Colon cancer is one of the most prominent and dangerous forms of cancer there is, and yet it doesn’t get the same exposure as other cancers.
In 2016, 140,000 people in the US were diagnosed with colon or rectal cancer, and it is the fourth most common cancer over-all.
Perhaps the taboo of talking about this type of cancer leads to it being overlooked, but that is why it is so important to realise the signs. The earlier it is caught, the chance of it being successfully treated is much higher. Look out for the signs below and don’t ignore them. Contact your GP immediately if you are worried about these early signs of colon cancer.
Abdominal cramps are one of the big indicators of colon cancer. Cramps are normal and they vary person to person, but if you are experiencing cramps that last for days and are severe in pain, contact your GP.
Fatigue effects us all, with lack of sleep being one of the main reasons people feel tired.
But if you are unusually fatigued when you are getting enough sleep and eating well, this could be a sign of colon cancer. Cancer causes fatigue as the new cancer cells in the body take energy away from normal bodily processes.
Sudden Weight Loss
If you lose 5% of your body weight in six months without trying, this is classed as ‘unexplained’ weight loss, and could be a sign of colon cancer. The weight loss is caused by the immune system fighting extra hard to stop the cancer cells from multiplying, or if there is a large tumor in the colon, this can cause a blockage which results in weight loss.
Irregular Bowel Movements
To be aware of changes in your body, you should become aware of the pattern of your bowel movements.
A change in bowel movements can indicate a problem, as colon polyps, which are small bunches of cells that can become cancerous over time, begin to affect bowel movements when they turn into tumors. Loose stools, or constipation can be a sign of colon cancer, if they are not connected to another health problem.
Again, contact your GP if you notice a dramatic change in your bathroom habits.
Blood in your stool can be a sign of colon cancer that is often overlooked as people are too embarrassed to discuss this with their doctor.

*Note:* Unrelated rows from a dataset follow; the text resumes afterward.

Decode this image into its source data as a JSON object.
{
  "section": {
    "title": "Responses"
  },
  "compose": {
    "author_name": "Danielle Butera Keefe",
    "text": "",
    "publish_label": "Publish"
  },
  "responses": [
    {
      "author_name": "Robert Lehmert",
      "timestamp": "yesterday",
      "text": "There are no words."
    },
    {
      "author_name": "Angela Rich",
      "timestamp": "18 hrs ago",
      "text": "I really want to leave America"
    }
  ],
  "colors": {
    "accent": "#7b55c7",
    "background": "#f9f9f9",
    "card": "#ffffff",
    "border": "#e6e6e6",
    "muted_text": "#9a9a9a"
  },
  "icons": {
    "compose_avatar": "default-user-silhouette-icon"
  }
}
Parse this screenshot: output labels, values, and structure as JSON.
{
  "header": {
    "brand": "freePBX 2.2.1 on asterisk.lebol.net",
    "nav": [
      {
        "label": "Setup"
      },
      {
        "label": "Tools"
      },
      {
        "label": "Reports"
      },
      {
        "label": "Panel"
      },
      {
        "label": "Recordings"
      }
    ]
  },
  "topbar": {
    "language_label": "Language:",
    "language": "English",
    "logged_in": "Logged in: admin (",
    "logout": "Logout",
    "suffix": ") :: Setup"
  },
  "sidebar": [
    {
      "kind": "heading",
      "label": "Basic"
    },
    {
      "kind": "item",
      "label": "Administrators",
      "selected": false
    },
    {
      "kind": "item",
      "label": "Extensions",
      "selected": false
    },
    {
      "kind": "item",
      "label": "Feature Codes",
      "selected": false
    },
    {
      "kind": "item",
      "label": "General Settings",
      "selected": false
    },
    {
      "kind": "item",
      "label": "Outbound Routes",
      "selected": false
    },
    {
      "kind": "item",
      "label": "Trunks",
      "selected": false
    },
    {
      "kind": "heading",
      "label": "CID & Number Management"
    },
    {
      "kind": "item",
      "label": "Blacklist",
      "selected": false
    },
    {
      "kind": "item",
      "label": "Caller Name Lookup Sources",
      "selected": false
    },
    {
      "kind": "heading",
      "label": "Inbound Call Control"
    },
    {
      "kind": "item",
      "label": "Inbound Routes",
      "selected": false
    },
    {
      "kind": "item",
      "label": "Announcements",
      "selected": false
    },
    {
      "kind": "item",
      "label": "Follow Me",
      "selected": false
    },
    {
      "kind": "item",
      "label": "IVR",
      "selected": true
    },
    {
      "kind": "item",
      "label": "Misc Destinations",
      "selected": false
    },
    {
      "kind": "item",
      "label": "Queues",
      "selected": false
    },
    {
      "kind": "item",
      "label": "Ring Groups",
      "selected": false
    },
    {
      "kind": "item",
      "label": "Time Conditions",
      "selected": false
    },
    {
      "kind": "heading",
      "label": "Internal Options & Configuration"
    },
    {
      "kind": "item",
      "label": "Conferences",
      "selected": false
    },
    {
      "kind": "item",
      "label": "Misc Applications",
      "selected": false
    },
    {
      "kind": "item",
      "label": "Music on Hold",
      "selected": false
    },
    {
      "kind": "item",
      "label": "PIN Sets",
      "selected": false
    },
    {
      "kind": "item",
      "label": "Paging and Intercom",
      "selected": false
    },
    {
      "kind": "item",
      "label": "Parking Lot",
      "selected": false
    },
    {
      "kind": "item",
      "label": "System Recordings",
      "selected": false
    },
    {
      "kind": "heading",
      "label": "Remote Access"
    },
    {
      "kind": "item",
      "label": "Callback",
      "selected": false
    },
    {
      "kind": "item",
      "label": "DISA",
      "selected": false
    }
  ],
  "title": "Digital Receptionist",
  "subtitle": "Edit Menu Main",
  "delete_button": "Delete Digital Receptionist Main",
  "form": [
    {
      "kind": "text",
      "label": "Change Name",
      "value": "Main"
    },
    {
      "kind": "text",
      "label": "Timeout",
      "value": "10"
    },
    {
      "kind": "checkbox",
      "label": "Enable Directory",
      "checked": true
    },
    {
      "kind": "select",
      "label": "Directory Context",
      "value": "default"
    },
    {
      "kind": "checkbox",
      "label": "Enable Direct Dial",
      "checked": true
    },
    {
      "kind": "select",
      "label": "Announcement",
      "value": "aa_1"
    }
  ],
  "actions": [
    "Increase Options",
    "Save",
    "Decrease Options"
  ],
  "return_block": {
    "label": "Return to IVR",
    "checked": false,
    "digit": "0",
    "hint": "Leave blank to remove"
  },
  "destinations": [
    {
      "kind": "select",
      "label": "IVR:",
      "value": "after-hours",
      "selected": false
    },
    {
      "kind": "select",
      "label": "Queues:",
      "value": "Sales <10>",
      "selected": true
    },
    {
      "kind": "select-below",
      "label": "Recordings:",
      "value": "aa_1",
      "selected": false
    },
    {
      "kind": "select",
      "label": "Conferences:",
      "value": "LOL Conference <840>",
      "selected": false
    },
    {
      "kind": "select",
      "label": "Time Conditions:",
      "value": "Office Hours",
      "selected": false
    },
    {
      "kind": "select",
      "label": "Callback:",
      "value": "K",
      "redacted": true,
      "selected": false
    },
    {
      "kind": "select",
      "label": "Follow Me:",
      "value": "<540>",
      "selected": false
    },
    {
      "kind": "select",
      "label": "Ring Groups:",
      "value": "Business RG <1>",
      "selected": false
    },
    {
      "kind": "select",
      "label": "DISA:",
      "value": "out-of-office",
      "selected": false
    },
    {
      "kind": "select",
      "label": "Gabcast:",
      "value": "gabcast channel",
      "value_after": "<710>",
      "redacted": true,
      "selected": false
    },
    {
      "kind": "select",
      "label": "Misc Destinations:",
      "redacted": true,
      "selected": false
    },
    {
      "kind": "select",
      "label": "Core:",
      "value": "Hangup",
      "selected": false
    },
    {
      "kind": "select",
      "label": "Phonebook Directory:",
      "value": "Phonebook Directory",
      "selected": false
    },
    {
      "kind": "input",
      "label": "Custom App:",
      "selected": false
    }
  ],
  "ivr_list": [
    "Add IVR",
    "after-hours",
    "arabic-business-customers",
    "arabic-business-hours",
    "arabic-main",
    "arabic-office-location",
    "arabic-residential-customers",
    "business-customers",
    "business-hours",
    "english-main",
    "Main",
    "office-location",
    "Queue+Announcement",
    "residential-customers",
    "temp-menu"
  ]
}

Even if the reason is not colon cancer, but something else, blood in your stool should always be investigated as it may be something else serious.
To lower your risk of colon cancer, and for better digestive health in general, here are some changes to make to your lifestyle:
Eat your fruits, veggies, and grains. A diet containing lots of vegetables, fruits, and whole grains have been linked to a decreased risk of colon cancer, and diets high in processed meat have been linked to an increased risk of colon cancer.
Exercise regularly. Being physically inactive has been linked to an increased risk of developing colon while increasing activity reduces your risk.
Watch your alcohol intake. Heavy drinking has been linked to the development of colon cancer.
Limit your intake to two alcoholic drinks a day. Don’t smoke. Smoking has been associated with an increased risk of developing a variety of cancers, one of them being the colon. Lose weight.
Being overweight/obese not only increases your risk of developing colon cancer, but it also increases your risk of dying from it.